Ruth Davies-McHugh, a Year 5 teacher at Ysgol Cynwyd Sant, said one of the additional challenges for teachers in Welsh-medium schools had been the lack of activities and resources in the Welsh language.
She said: “We have been creating our own resources from scratch and translating activities for the children. Some teachers have been recording themselves reading books for the children to hear Welsh – a lot of children come from non-Welsh speaking families so they haven’t been hearing the language.”
The school has been using Google classroom, Hwb and Seesaw online platforms, creating online menus every two weeks on the six areas of learning and experience which includes Literacy, Maths, and Health and Wellbeing.
Mrs Davies-McHugh said: “We’ve been focused on putting each subject into an everyday context – for example in Maths, we looked at the measurement of two metres – what would be two metres, what would be more and less. We’d previously done work on Roald Dahl – he would have been about two metres, and Alun Wyn Jones. When they come back to school, they’ll know what two metres looks like.
“Topics have included VE Day, the background and history of the NHS and Aneurin Bevan, and coronavirus – looking at what it is and undertaking the little experiment involving pepper in water which moves away when you have soap or hand sanitiser on your hands, demonstrating the importance of washing your hands.
“We’ve encouraged children to take part in the online PE classes with Joe Wicks and Carol Vorderman’s Maths site, BBC Bitesize and Natwest’s Moneysense which is about financial literacy.
“The children were used to using various online platforms in school so it’s been easier to use them at home. We also set up ‘how to’ guidelines with short videos and slides for parents.
“Some children are really flourishing working from home.
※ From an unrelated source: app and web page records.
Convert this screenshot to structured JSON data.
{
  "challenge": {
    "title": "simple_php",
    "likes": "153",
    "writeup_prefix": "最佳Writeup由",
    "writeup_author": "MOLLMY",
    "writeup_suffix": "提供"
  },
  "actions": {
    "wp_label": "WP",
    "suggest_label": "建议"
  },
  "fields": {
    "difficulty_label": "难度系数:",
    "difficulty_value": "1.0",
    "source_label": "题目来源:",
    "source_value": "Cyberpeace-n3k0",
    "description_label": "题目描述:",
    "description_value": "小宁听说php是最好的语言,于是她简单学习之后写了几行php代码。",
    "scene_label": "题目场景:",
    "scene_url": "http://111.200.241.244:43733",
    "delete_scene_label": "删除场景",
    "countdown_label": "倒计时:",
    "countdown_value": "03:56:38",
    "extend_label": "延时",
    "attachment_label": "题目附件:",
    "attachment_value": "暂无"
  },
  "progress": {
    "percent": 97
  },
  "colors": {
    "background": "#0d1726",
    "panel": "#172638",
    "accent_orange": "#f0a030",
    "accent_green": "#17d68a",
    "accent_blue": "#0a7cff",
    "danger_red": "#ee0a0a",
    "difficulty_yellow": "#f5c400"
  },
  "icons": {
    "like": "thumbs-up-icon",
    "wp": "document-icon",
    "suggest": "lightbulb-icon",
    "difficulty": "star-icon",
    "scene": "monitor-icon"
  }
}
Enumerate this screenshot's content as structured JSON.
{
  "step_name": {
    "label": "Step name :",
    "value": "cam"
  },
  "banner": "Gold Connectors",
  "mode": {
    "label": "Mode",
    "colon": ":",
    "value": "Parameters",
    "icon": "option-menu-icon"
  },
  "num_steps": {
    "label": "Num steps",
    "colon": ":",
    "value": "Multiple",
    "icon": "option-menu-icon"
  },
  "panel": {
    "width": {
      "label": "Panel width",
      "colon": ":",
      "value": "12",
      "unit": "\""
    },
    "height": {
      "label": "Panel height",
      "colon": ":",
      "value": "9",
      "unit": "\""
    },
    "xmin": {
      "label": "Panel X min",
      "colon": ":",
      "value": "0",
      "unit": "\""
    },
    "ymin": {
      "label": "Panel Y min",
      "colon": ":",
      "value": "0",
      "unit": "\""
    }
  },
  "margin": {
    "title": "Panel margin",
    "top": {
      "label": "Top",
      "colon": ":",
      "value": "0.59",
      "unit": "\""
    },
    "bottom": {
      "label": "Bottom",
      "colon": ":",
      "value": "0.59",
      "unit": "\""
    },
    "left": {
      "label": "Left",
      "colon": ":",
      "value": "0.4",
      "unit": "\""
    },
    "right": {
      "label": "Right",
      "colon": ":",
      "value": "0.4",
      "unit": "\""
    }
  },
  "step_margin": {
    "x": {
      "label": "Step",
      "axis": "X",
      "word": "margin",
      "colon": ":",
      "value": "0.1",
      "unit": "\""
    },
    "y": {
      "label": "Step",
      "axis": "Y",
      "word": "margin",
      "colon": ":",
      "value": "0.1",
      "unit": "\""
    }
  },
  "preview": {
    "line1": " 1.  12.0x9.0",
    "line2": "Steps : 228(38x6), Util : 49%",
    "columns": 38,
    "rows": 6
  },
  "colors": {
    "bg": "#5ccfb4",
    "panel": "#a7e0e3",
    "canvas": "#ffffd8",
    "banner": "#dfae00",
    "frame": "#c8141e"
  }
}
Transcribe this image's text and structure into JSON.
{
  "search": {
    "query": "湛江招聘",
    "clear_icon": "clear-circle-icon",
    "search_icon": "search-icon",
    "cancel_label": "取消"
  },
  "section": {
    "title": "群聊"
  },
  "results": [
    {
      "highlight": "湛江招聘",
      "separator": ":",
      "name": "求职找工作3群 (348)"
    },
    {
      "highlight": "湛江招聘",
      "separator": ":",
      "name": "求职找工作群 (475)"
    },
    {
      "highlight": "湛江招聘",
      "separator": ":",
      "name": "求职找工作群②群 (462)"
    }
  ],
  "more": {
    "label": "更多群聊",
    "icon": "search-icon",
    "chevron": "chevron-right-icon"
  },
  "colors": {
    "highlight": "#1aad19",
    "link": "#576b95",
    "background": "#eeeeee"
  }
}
For those children on the autistic spectrum or who are dyslexic the online software is great as they can press a button and speak into it – they don’t have to type in their answers.
“There’s been all kinds of creativity from the children.”
The Leader, Cllr Huw David, said: “Our teachers have been doing an incredible job during this unprecedented and very challenging period of school closure.
“They have created a wealth of online resources and used innovative ways of ensuring learning continues for our school children while making it accessible for parents at the same time.
“It’s been a huge team effort from all staff, some of whom have been juggling childcare and overseeing home-learning for their own children at the same time.”